TOPEKA | Phill Kline took the stand Monday to face allegations that he misled and defied judges, mishandled evidence and said too much to Bill O’Reilly throughout his long investigation of Kansas abortion clinics.
The former top prosecutor defiantly insisted that his tactics were sound and his cause just during his efforts to bring charges against Planned Parenthood and Wichita abortion provider George Tiller.
“These charges were supported and these charges need to be tried,” said Kline, a former Republican Attorney General and Johnson County District Attorney.
Stanton Hazlett, the state’s judicial disciplinary administrator, argues that Kline broke ethical rules for attorneys by going too far.
A three attorney panel sits in judgment. If the panel finds Kline in violation of ethical rules, it will be up to the Kansas Supreme Court to decide on any disciplinary action. Punishment could range from censure to disbarment.
Kline’s Kansas license is inactive; he now teaches law at Liberty University in Virginia. But disbarment could make it difficult for Kline to practice law in another state.
The ethical allegations against Kline include charges that he:
The contentious politics of abortion permeated much of Kline’s testimony. Hazlett asked him at one point whether he would support banning abortions at any time during a woman’s pregnancy.
“I believe a wise decision for this nation would be to end abortion, yes,” Kline said.
Hazlett questioned Kline about a 2006 appearance on O’Reilly after showing the entire clip of the show. Kline, who was days away from losing his re-election bid, spoke to O’Reilly about his investigation of Tiller despite having been warned by the Supreme Court to avoid such publicity.
O’Reilly referred to Tiller as a “killer” and said he had “evidence” that Tiller was performing illegal abortions and covering for pedophiles that impregnate girls.
“Would you agree that for some people that could be inflammatory, could it not?” Hazlett asked Kline.
“The whole topic is inflammatory for whole groups of people,” Kline responded.
When asked why his investigator intentionally neglected to mention abortion when asking a state agency for its records, Kline said his staff was under no obligation to explain their motives to a source of information. Even, he said, in the case of another state agency which the Attorney General’s office represented in court.
After Hazlett asked him about that last point, Kline shot back: “Are you claiming a conflict? You know better than that.”
The agency in question was then under the administration of former Gov. Kathleen Sebelius, a Democrat who supported abortion rights. Kline said he worried the agency might not provide the reports he wanted if it knew his true motives.
“The concern was that the Sebelius administration would not be forthright in the investigation,” he said. “The administration had an adverse position to this type of investigation.”
Kline’s investigation of Planned Parenthood and Tiller began shortly after he became attorney general in 2003 and continued when he became district attorney in 2007. Kline accused the abortion providers of violating state law and covering for pedophiles by not reporting pregnancies of underage girls. He sought medical records of former patients to prove his case. Before leaving office as district attorney, Kline filed 107 charges against Planned Parenthood. After a long delay, that case is now moving forward under current DA Steve Howe.
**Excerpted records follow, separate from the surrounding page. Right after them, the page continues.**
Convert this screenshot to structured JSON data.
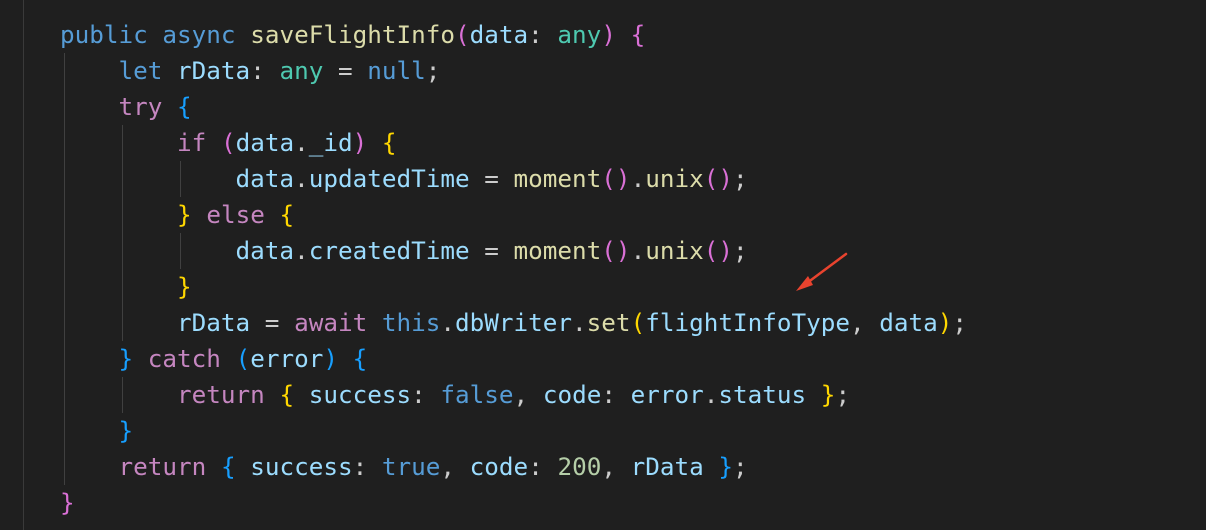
{
  "editor": {
    "lines": [
      {
        "indent": 0,
        "tokens": [
          {
            "t": "public",
            "c": "kw-decl"
          },
          {
            "t": " ",
            "c": "punc"
          },
          {
            "t": "async",
            "c": "kw-decl"
          },
          {
            "t": " ",
            "c": "punc"
          },
          {
            "t": "saveFlightInfo",
            "c": "fn"
          },
          {
            "t": "(",
            "c": "b1"
          },
          {
            "t": "data",
            "c": "var"
          },
          {
            "t": ": ",
            "c": "punc"
          },
          {
            "t": "any",
            "c": "type"
          },
          {
            "t": ")",
            "c": "b1"
          },
          {
            "t": " ",
            "c": "punc"
          },
          {
            "t": "{",
            "c": "b1"
          }
        ]
      },
      {
        "indent": 1,
        "tokens": [
          {
            "t": "let",
            "c": "kw-decl"
          },
          {
            "t": " ",
            "c": "punc"
          },
          {
            "t": "rData",
            "c": "var"
          },
          {
            "t": ": ",
            "c": "punc"
          },
          {
            "t": "any",
            "c": "type"
          },
          {
            "t": " = ",
            "c": "punc"
          },
          {
            "t": "null",
            "c": "kw-decl"
          },
          {
            "t": ";",
            "c": "punc"
          }
        ]
      },
      {
        "indent": 1,
        "tokens": [
          {
            "t": "try",
            "c": "kw-ctrl"
          },
          {
            "t": " ",
            "c": "punc"
          },
          {
            "t": "{",
            "c": "b3"
          }
        ]
      },
      {
        "indent": 2,
        "tokens": [
          {
            "t": "if",
            "c": "kw-ctrl"
          },
          {
            "t": " ",
            "c": "punc"
          },
          {
            "t": "(",
            "c": "b1"
          },
          {
            "t": "data",
            "c": "var"
          },
          {
            "t": ".",
            "c": "punc"
          },
          {
            "t": "_id",
            "c": "var"
          },
          {
            "t": ")",
            "c": "b1"
          },
          {
            "t": " ",
            "c": "punc"
          },
          {
            "t": "{",
            "c": "b2"
          }
        ]
      },
      {
        "indent": 3,
        "tokens": [
          {
            "t": "data",
            "c": "var"
          },
          {
            "t": ".",
            "c": "punc"
          },
          {
            "t": "updatedTime",
            "c": "var"
          },
          {
            "t": " = ",
            "c": "punc"
          },
          {
            "t": "moment",
            "c": "fn"
          },
          {
            "t": "()",
            "c": "b1"
          },
          {
            "t": ".",
            "c": "punc"
          },
          {
            "t": "unix",
            "c": "fn"
          },
          {
            "t": "()",
            "c": "b1"
          },
          {
            "t": ";",
            "c": "punc"
          }
        ]
      },
      {
        "indent": 2,
        "tokens": [
          {
            "t": "}",
            "c": "b2"
          },
          {
            "t": " ",
            "c": "punc"
          },
          {
            "t": "else",
            "c": "kw-ctrl"
          },
          {
            "t": " ",
            "c": "punc"
          },
          {
            "t": "{",
            "c": "b2"
          }
        ]
      },
      {
        "indent": 3,
        "tokens": [
          {
            "t": "data",
            "c": "var"
          },
          {
            "t": ".",
            "c": "punc"
          },
          {
            "t": "createdTime",
            "c": "var"
          },
          {
            "t": " = ",
            "c": "punc"
          },
          {
            "t": "moment",
            "c": "fn"
          },
          {
            "t": "()",
            "c": "b1"
          },
          {
            "t": ".",
            "c": "punc"
          },
          {
            "t": "unix",
            "c": "fn"
          },
          {
            "t": "()",
            "c": "b1"
          },
          {
            "t": ";",
            "c": "punc"
          }
        ]
      },
      {
        "indent": 2,
        "tokens": [
          {
            "t": "}",
            "c": "b2"
          }
        ]
      },
      {
        "indent": 2,
        "tokens": [
          {
            "t": "rData",
            "c": "var"
          },
          {
            "t": " = ",
            "c": "punc"
          },
          {
            "t": "await",
            "c": "kw-ctrl"
          },
          {
            "t": " ",
            "c": "punc"
          },
          {
            "t": "this",
            "c": "kw-decl"
          },
          {
            "t": ".",
            "c": "punc"
          },
          {
            "t": "dbWriter",
            "c": "var"
          },
          {
            "t": ".",
            "c": "punc"
          },
          {
            "t": "set",
            "c": "fn"
          },
          {
            "t": "(",
            "c": "b2"
          },
          {
            "t": "flightInfoType",
            "c": "var"
          },
          {
            "t": ", ",
            "c": "punc"
          },
          {
            "t": "data",
            "c": "var"
          },
          {
            "t": ")",
            "c": "b2"
          },
          {
            "t": ";",
            "c": "punc"
          }
        ]
      },
      {
        "indent": 1,
        "tokens": [
          {
            "t": "}",
            "c": "b3"
          },
          {
            "t": " ",
            "c": "punc"
          },
          {
            "t": "catch",
            "c": "kw-ctrl"
          },
          {
            "t": " ",
            "c": "punc"
          },
          {
            "t": "(",
            "c": "b3"
          },
          {
            "t": "error",
            "c": "var"
          },
          {
            "t": ")",
            "c": "b3"
          },
          {
            "t": " ",
            "c": "punc"
          },
          {
            "t": "{",
            "c": "b3"
          }
        ]
      },
      {
        "indent": 2,
        "tokens": [
          {
            "t": "return",
            "c": "kw-ctrl"
          },
          {
            "t": " ",
            "c": "punc"
          },
          {
            "t": "{",
            "c": "b2"
          },
          {
            "t": " ",
            "c": "punc"
          },
          {
            "t": "success",
            "c": "var"
          },
          {
            "t": ": ",
            "c": "punc"
          },
          {
            "t": "false",
            "c": "kw-decl"
          },
          {
            "t": ", ",
            "c": "punc"
          },
          {
            "t": "code",
            "c": "var"
          },
          {
            "t": ": ",
            "c": "punc"
          },
          {
            "t": "error",
            "c": "var"
          },
          {
            "t": ".",
            "c": "punc"
          },
          {
            "t": "status",
            "c": "var"
          },
          {
            "t": " ",
            "c": "punc"
          },
          {
            "t": "}",
            "c": "b2"
          },
          {
            "t": ";",
            "c": "punc"
          }
        ]
      },
      {
        "indent": 1,
        "tokens": [
          {
            "t": "}",
            "c": "b3"
          }
        ]
      },
      {
        "indent": 1,
        "tokens": [
          {
            "t": "return",
            "c": "kw-ctrl"
          },
          {
            "t": " ",
            "c": "punc"
          },
          {
            "t": "{",
            "c": "b3"
          },
          {
            "t": " ",
            "c": "punc"
          },
          {
            "t": "success",
            "c": "var"
          },
          {
            "t": ": ",
            "c": "punc"
          },
          {
            "t": "true",
            "c": "kw-decl"
          },
          {
            "t": ", ",
            "c": "punc"
          },
          {
            "t": "code",
            "c": "var"
          },
          {
            "t": ": ",
            "c": "punc"
          },
          {
            "t": "200",
            "c": "num"
          },
          {
            "t": ", ",
            "c": "punc"
          },
          {
            "t": "rData",
            "c": "var"
          },
          {
            "t": " ",
            "c": "punc"
          },
          {
            "t": "}",
            "c": "b3"
          },
          {
            "t": ";",
            "c": "punc"
          }
        ]
      },
      {
        "indent": 0,
        "tokens": [
          {
            "t": "}",
            "c": "b1"
          }
        ]
      }
    ]
  },
  "annotation": {
    "arrow_color": "#e8432e",
    "icon": "red-arrow-icon"
  },
  "colors": {
    "background": "#1f1f1f",
    "keyword": "#569cd6",
    "control": "#c586c0",
    "function": "#dcdcaa",
    "variable": "#9cdcfe",
    "type": "#4ec9b0",
    "number": "#b5cea8"
  }
}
Kline’s testimony will continue today, when it’s likely his own attorney will get to question him. In his defense, Kline points to an internal report by Hazlett’s own investigators that seemed to clear Kline of wrongdoing. The 2008 report was prepared by a Topeka attorney tasked by the disciplinary administrator with reviewing the evidence against Kline.
“After reviewing the substantial documentation in this case, it is the opinion of these investigators that there is not probable cause to prove that Phill Kline violated any of the rules of ethics,” the report concluded.
Security for the proceedings is tight. Metal detectors and a police presence greeted the few members of the public and media who attended Monday’s hearing. No bags or laptops were allowed inside.
Most of the 17 public seats were taken up by Kline’s family and supporters. Some anti-abortion groups sent representatives, but no protests or rallies were held outside.